▶ _ACTIVITY_:
Every line that contains "text" must be located and copied from the data.

(Website and app data records)
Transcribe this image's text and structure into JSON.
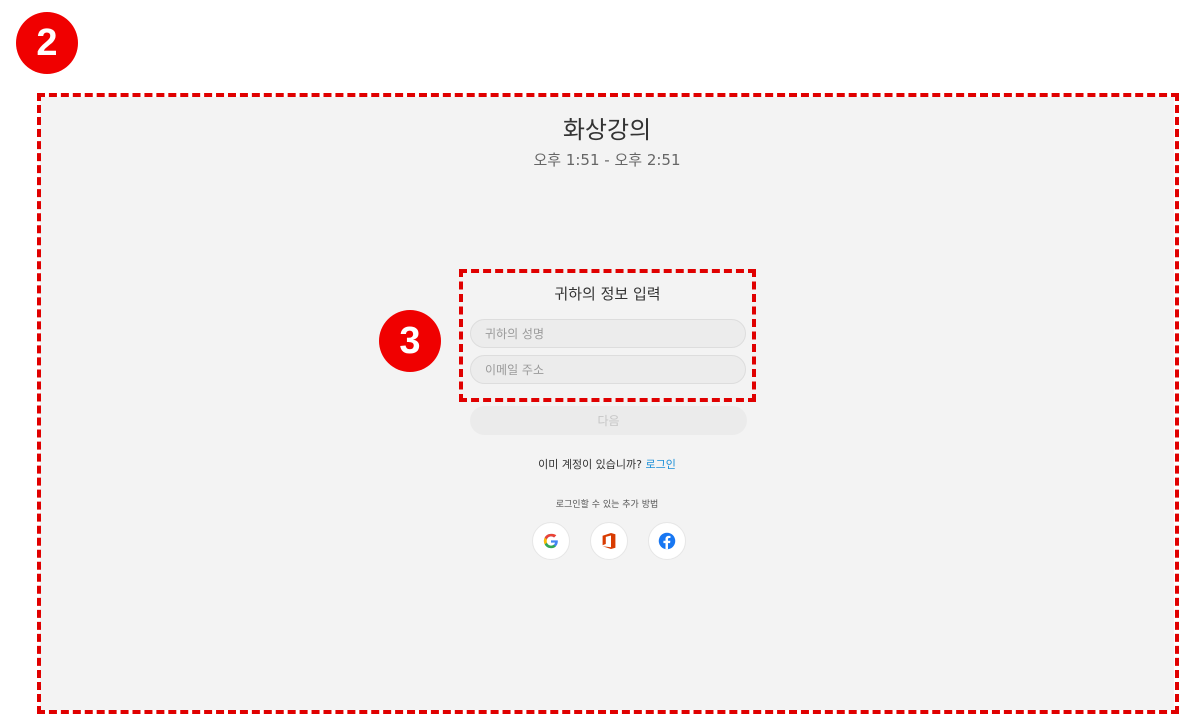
{
  "annotations": {
    "step_outer": "2",
    "step_inner": "3"
  },
  "header": {
    "title": "화상강의",
    "time_range": "오후 1:51 - 오후 2:51"
  },
  "form": {
    "heading": "귀하의 정보 입력",
    "name_placeholder": "귀하의 성명",
    "email_placeholder": "이메일 주소",
    "next_label": "다음"
  },
  "account": {
    "prompt": "이미 계정이 있습니까? ",
    "login_label": "로그인"
  },
  "alt_login": {
    "text": "로그인할 수 있는 추가 방법",
    "providers": [
      "google-icon",
      "office-icon",
      "facebook-icon"
    ]
  },
  "colors": {
    "annotation_red": "#e00000",
    "panel_bg": "#f3f3f3",
    "link_blue": "#1a8fd8"
  }
}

▶ _TASK SOLUTION_:
Transcribe this image's text and structure into JSON.
    "text": "로그인할 수 있는 추가 방법",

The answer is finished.